This is why I’m ashamed to see the display of hateful behavior from groups organized to prevent others from their pursuit of happiness, legislating morality through propositions, narrowminded biblical interpretations, and outright discrimination, intimidation and abuse through withdrawal of basic civil and human rights. When you deny someone their rights, you deny your own. During the Civil Rights Movement of the 1950s and 60s, many organizations in the south that weren’t the Ku Klux Klan, concerned citizen groups, used similar tactics to oppress the minority they viewed as a threat to their way of life. What these citizen groups didn’t see? That they were repressing themselves by denying the rights and dignity of other citizens based on illogical and irrational assumptions about humanity based on physical appearance and the oppressive legacy of slavery.

I don’t question the intentions of these new citizen groups and initiatives that oppose the new civil and human rights movement – which includes the legalization of same sex unions and stronger penalties for hate crimes motivated by differences in race and sexual orientation.  Citizens have a right to peaceably assemble, as well as petition their government if they believe a law must be written or changed. What I question is the lack of understanding that we are all human beings with desires and dreams of happiness. Regardless of race and religion, color and creed – despite all our perceived differences – I’m surprised and disappointed we overlook our similarities as human beings. Not all of us have the same goals to meet individual contentment, yet some of us (straight and gay) have the same desires and dreams in our pursuit of happiness – finding a soul mate, a life partner, someone to build a family with if that is what they choose. I’m fairly certain that in 1998, like an older black man from Texas, all a young white man from Wyoming wanted was to live in peace without threats to his freedom and life from the terror of bigotry.

Some who aren’t violent still hold these bigoted views and wish to revoke civil rights in the new century and millennium, although it is disguised as a moral complaint against a new minority – gays, lesbians, bisexuals and the transgendered.  There are many, including African-Americans, who justify discrimination and abuse by belief and faith in particular biblical principles, without regard to other principles promoted in that same good book—compassion and love. Many justify the revocation of rights of citizens and human beings by a lack of understanding or empathy.

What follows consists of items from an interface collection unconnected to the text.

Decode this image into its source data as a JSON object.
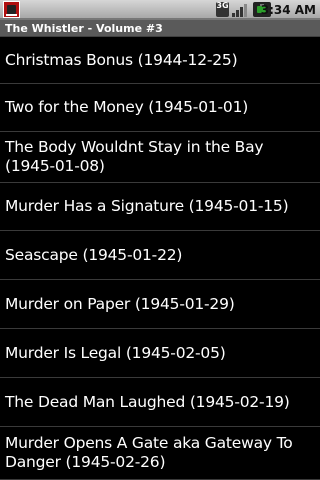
{
  "status_bar": {
    "network": "3G",
    "time": "3:34 AM",
    "icons": [
      "app-notification-icon",
      "3g-network-icon",
      "signal-icon",
      "battery-icon"
    ]
  },
  "title_bar": {
    "title": "The Whistler - Volume #3"
  },
  "episodes": [
    {
      "label": "Christmas Bonus (1944-12-25)"
    },
    {
      "label": "Two for the Money (1945-01-01)"
    },
    {
      "label": "The Body Wouldnt Stay in the Bay (1945-01-08)"
    },
    {
      "label": "Murder Has a Signature (1945-01-15)"
    },
    {
      "label": "Seascape (1945-01-22)"
    },
    {
      "label": "Murder on Paper (1945-01-29)"
    },
    {
      "label": "Murder Is Legal (1945-02-05)"
    },
    {
      "label": "The Dead Man Laughed (1945-02-19)"
    },
    {
      "label": "Murder Opens A Gate aka Gateway To Danger (1945-02-26)"
    }
  ]
}
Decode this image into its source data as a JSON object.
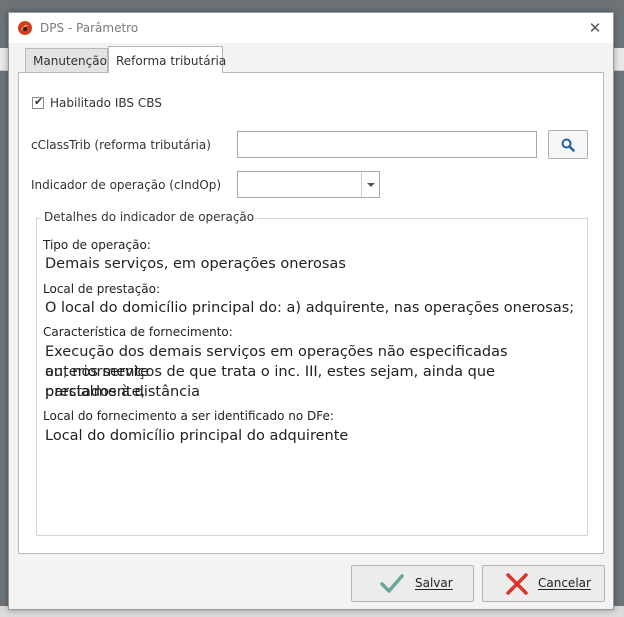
{
  "window": {
    "title": "DPS - Parâmetro",
    "close_icon": "close-icon"
  },
  "tabs": [
    {
      "label": "Manutenção",
      "active": false
    },
    {
      "label": "Reforma tributária",
      "active": true
    }
  ],
  "form": {
    "ibs_cbs": {
      "label": "Habilitado IBS CBS",
      "checked": true
    },
    "cclasstrib": {
      "label": "cClassTrib (reforma tributária)",
      "value": ""
    },
    "cindop": {
      "label": "Indicador de operação (cIndOp)",
      "value": ""
    }
  },
  "details": {
    "legend": "Detalhes do indicador de operação",
    "tipo_label": "Tipo de operação:",
    "tipo_value": "Demais serviços, em operações onerosas",
    "local_label": "Local de prestação:",
    "local_value": "O local do domicílio principal do: a) adquirente, nas operações onerosas;",
    "carac_label": "Característica de fornecimento:",
    "carac_line1": "Execução dos demais serviços em operações não especificadas anteriormente",
    "carac_line2": "ou, nos serviços de que trata o inc. III, estes sejam, ainda que parcialmente,",
    "carac_line3": "prestados à distância",
    "dfe_label": "Local do fornecimento a ser identificado no DFe:",
    "dfe_value": "Local do domicílio principal do adquirente"
  },
  "buttons": {
    "save": "Salvar",
    "cancel": "Cancelar"
  },
  "colors": {
    "save_check": "#6aa79a",
    "cancel_x": "#d9362c",
    "search_icon": "#1f5fa6",
    "app_icon": "#d63c1f"
  }
}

There is no justification for injustice. When any peaceful human being’s liberty and life are threatened, intolerance and bigotry are never justifiable behaviors. Never. Just because you’re not gay/lesbian/bisexual/transgendered doesn’t mean hateful propositions presented by “concerned citizens” and upheld by courts shouldn’t matter to you.  As one human rights leader once said, “A threat to justice anywhere is a threat to justice everywhere.”*

How many more people have to be denied civil rights, taken against their will, tortured and/or killed because they’re different before we realize this and protest?

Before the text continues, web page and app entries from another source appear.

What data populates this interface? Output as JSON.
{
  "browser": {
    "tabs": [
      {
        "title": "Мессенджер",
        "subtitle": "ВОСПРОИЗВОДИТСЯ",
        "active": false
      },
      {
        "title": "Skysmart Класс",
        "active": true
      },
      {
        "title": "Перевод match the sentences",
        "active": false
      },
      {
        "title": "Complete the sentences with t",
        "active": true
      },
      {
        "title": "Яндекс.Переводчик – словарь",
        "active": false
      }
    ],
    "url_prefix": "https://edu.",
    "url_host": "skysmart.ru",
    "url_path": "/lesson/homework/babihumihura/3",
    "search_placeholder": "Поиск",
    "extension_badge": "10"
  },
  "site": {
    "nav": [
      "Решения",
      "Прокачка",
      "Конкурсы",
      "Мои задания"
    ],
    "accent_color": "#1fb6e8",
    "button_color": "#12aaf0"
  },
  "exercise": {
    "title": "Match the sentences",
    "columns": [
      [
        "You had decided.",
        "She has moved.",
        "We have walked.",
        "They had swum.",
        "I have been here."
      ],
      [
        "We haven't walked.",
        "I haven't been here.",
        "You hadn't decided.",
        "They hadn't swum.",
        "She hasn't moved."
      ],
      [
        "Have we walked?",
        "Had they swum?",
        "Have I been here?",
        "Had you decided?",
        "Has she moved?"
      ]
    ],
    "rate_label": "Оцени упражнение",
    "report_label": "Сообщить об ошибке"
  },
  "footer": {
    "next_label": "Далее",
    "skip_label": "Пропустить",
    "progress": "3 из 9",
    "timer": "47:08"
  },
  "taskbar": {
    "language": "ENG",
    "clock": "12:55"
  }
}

-Danna Williams, in response to Proposition 8 in California and Proposition 2 in Texas, and a recent California Supreme Court ruling upholding the ban on same sex marriage.

*Martin Luther King, Jr.

New poetry, prose and short fiction coming soon… I had to vent.